91, 92
Notes: The fine distinction between AC-19 and -20 may depend on HEp-2 substrates and/or antibody concentration; antibodies to Jo-1 may be undetected in HEp-2 IIFA-screening.
AC-21RETICULAR/AMA
  • Commonly found in PBC, but also detected in SSc, including PBC-SSc overlap syndrome and PBC-SjS overlap syndrome

93–97
  • If PBC is clinically suspected it is recommended to perform a follow-up test for AMA, historically detected by IIFA on rodent tissue (liver, stomach, kidney); these autoantibodies are primarily directed to the PDH complex, and in particular the E2-subunit (PDH-E2); the antigen is included in disease specific immunoassays (i.e., liver profile*) as well as in some routine ENA profiles

93, 94
  • Additional antigens recognized include the E1α and E1β subunits of PDH, the E3-binding protein of PDH, and the 2-OGDC; these antigens are only included in extended disease specific immunoassays (i.e., extended liver profile*)

93, 94
AC-22POLAR/GOLGI-like (see online supplementary table S2 for further details)
  • Found in small numbers of patients with a variety of conditions

  • Antigens recognized include giantin/macrogolgin and distinct golgin molecules; specific immunoassays to detect autoantibodies directed to specific Golgi antigens are currently not commercially available

85
AC-23RODS and RINGS (see (online supplementary table S2 for further details)
  • Most commonly found in HCV patients who have been treated with pegylated interferon-α/ribavirin combination therapy, but autoantibodies revealing the AC-23 patterns were undetected prior to treatment; as the use of interferon-α/ribavirin in HCV treatment is decreasing, the frequency and clinical associations of the AC-23 pattern may change

98–101
  • Specific immunoassays to detect autoantibodies directed to specific Rods and Rings antigens, for instance IMPDH2, are not commercially available

Note: Presence of the AC-23 pattern depends on the HEp-2 cell substrate.
  • *Availability of the inflammatory myopathy profile, the SSc profile and the (extended) liver profile may be limited to specialty clinical laboratories.

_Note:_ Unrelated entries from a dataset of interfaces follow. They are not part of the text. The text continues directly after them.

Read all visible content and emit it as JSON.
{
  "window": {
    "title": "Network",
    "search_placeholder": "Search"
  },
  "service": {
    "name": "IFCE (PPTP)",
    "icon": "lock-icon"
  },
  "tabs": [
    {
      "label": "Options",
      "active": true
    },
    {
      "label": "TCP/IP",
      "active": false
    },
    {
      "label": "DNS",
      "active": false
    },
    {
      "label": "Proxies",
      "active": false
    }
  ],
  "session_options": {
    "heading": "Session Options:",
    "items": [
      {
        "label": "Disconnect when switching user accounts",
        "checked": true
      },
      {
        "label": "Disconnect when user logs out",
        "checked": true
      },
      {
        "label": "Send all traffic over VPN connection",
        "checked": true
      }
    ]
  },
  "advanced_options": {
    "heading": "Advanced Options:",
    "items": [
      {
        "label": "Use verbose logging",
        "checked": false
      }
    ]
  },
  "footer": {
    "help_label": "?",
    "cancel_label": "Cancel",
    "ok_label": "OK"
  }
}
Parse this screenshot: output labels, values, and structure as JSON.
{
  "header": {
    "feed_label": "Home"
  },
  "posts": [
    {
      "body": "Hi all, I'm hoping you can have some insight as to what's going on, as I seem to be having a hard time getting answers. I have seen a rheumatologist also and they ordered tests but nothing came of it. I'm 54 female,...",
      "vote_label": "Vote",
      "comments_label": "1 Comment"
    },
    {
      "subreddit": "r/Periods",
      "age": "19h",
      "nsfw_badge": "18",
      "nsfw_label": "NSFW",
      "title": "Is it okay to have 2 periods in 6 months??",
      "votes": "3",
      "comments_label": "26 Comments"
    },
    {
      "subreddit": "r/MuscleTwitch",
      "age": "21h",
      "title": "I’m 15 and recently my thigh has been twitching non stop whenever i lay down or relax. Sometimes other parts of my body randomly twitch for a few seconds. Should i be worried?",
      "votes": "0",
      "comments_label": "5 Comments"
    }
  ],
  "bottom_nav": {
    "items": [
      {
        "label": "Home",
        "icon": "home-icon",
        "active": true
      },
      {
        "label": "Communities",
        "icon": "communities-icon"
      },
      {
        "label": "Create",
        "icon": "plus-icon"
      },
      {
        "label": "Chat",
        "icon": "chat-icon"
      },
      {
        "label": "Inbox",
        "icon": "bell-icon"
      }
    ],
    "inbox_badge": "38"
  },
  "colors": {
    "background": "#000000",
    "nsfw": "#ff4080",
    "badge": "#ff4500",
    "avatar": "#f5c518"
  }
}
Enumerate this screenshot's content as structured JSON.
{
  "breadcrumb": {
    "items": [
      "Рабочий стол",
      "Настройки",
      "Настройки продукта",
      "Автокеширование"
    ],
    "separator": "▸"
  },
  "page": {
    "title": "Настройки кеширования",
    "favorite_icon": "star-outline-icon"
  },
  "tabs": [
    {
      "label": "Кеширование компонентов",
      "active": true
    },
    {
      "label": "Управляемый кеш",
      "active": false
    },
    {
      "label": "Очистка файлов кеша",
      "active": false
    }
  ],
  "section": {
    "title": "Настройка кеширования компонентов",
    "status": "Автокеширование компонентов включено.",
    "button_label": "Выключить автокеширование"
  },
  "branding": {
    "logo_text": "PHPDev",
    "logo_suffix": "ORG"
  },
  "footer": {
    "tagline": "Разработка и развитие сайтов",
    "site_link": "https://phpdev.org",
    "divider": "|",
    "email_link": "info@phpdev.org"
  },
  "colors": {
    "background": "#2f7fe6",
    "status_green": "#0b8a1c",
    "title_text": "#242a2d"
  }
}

  • AIH, autoimmune hepatitis; AIM, autoimmune myopathy; AMA, anti-mitochondrial antibodies; APS, antiphospholipid syndrome; Ago, argonaute protein; CENP, centromere-associated protein; CLIP, class II-associated invariant chain peptide; DFS, dense fine speckled; DM, dermatomyositis; EEA, early endosome antigen; ENA, extractable nuclear antigens; HCV, hepatitis C virus; IFA, indirect immunofluorescence assay; LAP, lamin-associated polypeptide; LBR, lamin B receptor; LEDGF, lens epithelial derived growth factor; NOR, nucleolus organizer region; NXP, nuclear matrix protein; PBC, primary biliary cholangitis; PCNA, proliferating cell nuclear antigen; PML, promyelocytic leukaemia; PM/Scl, polymyositis-scleroderma; RA, rheumatoid arthritis; RNApol, ribonucleic acid polymerase; RNP, ribonucleoprotein; SARD, systemic autoimmune rheumatic diseases; SLE, systemic lupus erythematosus; SMN, survival of motor neuron; SRP, signal recognition protein; SSc, systemic sclerosis; SjS, Sjögren’s syndrome; TIF, transcription intermediary factor; TRIM, tripartite motif; Tpr, translocated promoter region; dsDNA, double stranded deoxyribonucleic acid; hUBF, human upstream binding factor; tRNA, transfer ribonucleic acid.